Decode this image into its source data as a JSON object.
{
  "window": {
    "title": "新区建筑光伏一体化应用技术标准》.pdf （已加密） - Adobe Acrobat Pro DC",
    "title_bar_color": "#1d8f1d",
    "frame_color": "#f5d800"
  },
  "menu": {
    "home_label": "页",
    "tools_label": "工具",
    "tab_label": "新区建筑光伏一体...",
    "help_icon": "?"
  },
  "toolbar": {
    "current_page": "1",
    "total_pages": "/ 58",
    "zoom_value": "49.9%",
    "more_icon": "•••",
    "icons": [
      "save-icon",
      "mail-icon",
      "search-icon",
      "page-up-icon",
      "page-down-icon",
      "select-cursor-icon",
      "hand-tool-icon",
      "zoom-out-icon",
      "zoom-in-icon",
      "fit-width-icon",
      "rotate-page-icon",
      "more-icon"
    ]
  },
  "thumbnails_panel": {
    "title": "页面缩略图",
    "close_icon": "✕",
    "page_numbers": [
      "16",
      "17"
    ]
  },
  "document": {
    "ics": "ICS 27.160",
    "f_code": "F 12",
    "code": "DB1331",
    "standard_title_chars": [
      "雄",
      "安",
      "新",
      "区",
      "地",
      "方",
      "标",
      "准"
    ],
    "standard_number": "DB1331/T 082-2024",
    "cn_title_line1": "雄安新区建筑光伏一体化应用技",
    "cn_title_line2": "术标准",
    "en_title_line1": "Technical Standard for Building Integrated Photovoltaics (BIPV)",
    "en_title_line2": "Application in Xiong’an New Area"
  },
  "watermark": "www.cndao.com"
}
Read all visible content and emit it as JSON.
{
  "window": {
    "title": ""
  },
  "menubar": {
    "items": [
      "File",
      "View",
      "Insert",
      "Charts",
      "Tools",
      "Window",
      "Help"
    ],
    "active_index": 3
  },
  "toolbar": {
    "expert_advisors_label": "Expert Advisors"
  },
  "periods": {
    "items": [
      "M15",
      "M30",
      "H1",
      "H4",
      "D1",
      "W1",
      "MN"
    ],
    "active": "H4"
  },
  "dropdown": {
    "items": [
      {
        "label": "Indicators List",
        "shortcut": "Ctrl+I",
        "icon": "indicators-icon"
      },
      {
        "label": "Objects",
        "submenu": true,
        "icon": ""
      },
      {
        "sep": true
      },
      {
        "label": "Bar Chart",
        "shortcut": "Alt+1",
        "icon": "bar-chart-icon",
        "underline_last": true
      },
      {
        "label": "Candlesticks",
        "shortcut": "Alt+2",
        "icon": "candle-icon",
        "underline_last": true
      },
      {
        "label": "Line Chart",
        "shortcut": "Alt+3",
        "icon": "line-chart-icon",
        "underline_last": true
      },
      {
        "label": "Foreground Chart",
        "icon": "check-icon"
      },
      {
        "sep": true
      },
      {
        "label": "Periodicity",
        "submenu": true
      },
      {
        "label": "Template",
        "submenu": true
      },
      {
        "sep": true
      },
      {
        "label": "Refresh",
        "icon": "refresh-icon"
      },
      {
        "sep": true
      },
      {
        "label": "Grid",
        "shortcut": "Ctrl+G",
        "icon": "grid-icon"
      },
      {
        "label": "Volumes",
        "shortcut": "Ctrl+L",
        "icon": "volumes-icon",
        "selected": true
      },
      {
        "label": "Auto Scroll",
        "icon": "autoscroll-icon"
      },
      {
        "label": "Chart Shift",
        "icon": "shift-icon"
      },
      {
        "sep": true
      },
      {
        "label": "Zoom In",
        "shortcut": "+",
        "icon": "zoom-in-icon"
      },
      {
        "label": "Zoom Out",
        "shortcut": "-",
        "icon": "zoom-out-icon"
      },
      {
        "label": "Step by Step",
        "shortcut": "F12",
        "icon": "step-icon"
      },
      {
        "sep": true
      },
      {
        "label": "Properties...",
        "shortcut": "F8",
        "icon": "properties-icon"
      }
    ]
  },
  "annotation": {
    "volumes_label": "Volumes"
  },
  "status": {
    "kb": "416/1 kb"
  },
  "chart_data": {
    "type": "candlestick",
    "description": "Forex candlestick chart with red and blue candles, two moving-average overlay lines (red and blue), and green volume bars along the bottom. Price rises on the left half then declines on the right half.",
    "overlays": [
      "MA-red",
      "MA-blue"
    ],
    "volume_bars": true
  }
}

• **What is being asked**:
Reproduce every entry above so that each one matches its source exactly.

• **Result of this task**:
Decode this image into its source data as a JSON object.
{
  "window": {
    "title": "新区建筑光伏一体化应用技术标准》.pdf （已加密） - Adobe Acrobat Pro DC",
    "title_bar_color": "#1d8f1d",
    "frame_color": "#f5d800"
  },
  "menu": {
    "home_label": "页",
    "tools_label": "工具",
    "tab_label": "新区建筑光伏一体...",
    "help_icon": "?"
  },
  "toolbar": {
    "current_page": "1",
    "total_pages": "/ 58",
    "zoom_value": "49.9%",
    "more_icon": "•••",
    "icons": [
      "save-icon",
      "mail-icon",
      "search-icon",
      "page-up-icon",
      "page-down-icon",
      "select-cursor-icon",
      "hand-tool-icon",
      "zoom-out-icon",
      "zoom-in-icon",
      "fit-width-icon",
      "rotate-page-icon",
      "more-icon"
    ]
  },
  "thumbnails_panel": {
    "title": "页面缩略图",
    "close_icon": "✕",
    "page_numbers": [
      "16",
      "17"
    ]
  },
  "document": {
    "ics": "ICS 27.160",
    "f_code": "F 12",
    "code": "DB1331",
    "standard_title_chars": [
      "雄",
      "安",
      "新",
      "区",
      "地",
      "方",
      "标",
      "准"
    ],
    "standard_number": "DB1331/T 082-2024",
    "cn_title_line1": "雄安新区建筑光伏一体化应用技",
    "cn_title_line2": "术标准",
    "en_title_line1": "Technical Standard for Building Integrated Photovoltaics (BIPV)",
    "en_title_line2": "Application in Xiong’an New Area"
  },
  "watermark": "www.cndao.com"
}
Read all visible content and emit it as JSON.
{
  "window": {
    "title": ""
  },
  "menubar": {
    "items": [
      "File",
      "View",
      "Insert",
      "Charts",
      "Tools",
      "Window",
      "Help"
    ],
    "active_index": 3
  },
  "toolbar": {
    "expert_advisors_label": "Expert Advisors"
  },
  "periods": {
    "items": [
      "M15",
      "M30",
      "H1",
      "H4",
      "D1",
      "W1",
      "MN"
    ],
    "active": "H4"
  },
  "dropdown": {
    "items": [
      {
        "label": "Indicators List",
        "shortcut": "Ctrl+I",
        "icon": "indicators-icon"
      },
      {
        "label": "Objects",
        "submenu": true,
        "icon": ""
      },
      {
        "sep": true
      },
      {
        "label": "Bar Chart",
        "shortcut": "Alt+1",
        "icon": "bar-chart-icon",
        "underline_last": true
      },
      {
        "label": "Candlesticks",
        "shortcut": "Alt+2",
        "icon": "candle-icon",
        "underline_last": true
      },
      {
        "label": "Line Chart",
        "shortcut": "Alt+3",
        "icon": "line-chart-icon",
        "underline_last": true
      },
      {
        "label": "Foreground Chart",
        "icon": "check-icon"
      },
      {
        "sep": true
      },
      {
        "label": "Periodicity",
        "submenu": true
      },
      {
        "label": "Template",
        "submenu": true
      },
      {
        "sep": true
      },
      {
        "label": "Refresh",
        "icon": "refresh-icon"
      },
      {
        "sep": true
      },
      {
        "label": "Grid",
        "shortcut": "Ctrl+G",
        "icon": "grid-icon"
      },
      {
        "label": "Volumes",
        "shortcut": "Ctrl+L",
        "icon": "volumes-icon",
        "selected": true
      },
      {
        "label": "Auto Scroll",
        "icon": "autoscroll-icon"
      },
      {
        "label": "Chart Shift",
        "icon": "shift-icon"
      },
      {
        "sep": true
      },
      {
        "label": "Zoom In",
        "shortcut": "+",
        "icon": "zoom-in-icon"
      },
      {
        "label": "Zoom Out",
        "shortcut": "-",
        "icon": "zoom-out-icon"
      },
      {
        "label": "Step by Step",
        "shortcut": "F12",
        "icon": "step-icon"
      },
      {
        "sep": true
      },
      {
        "label": "Properties...",
        "shortcut": "F8",
        "icon": "properties-icon"
      }
    ]
  },
  "annotation": {
    "volumes_label": "Volumes"
  },
  "status": {
    "kb": "416/1 kb"
  },
  "chart_data": {
    "type": "candlestick",
    "description": "Forex candlestick chart with red and blue candles, two moving-average overlay lines (red and blue), and green volume bars along the bottom. Price rises on the left half then declines on the right half.",
    "overlays": [
      "MA-red",
      "MA-blue"
    ],
    "volume_bars": true
  }
}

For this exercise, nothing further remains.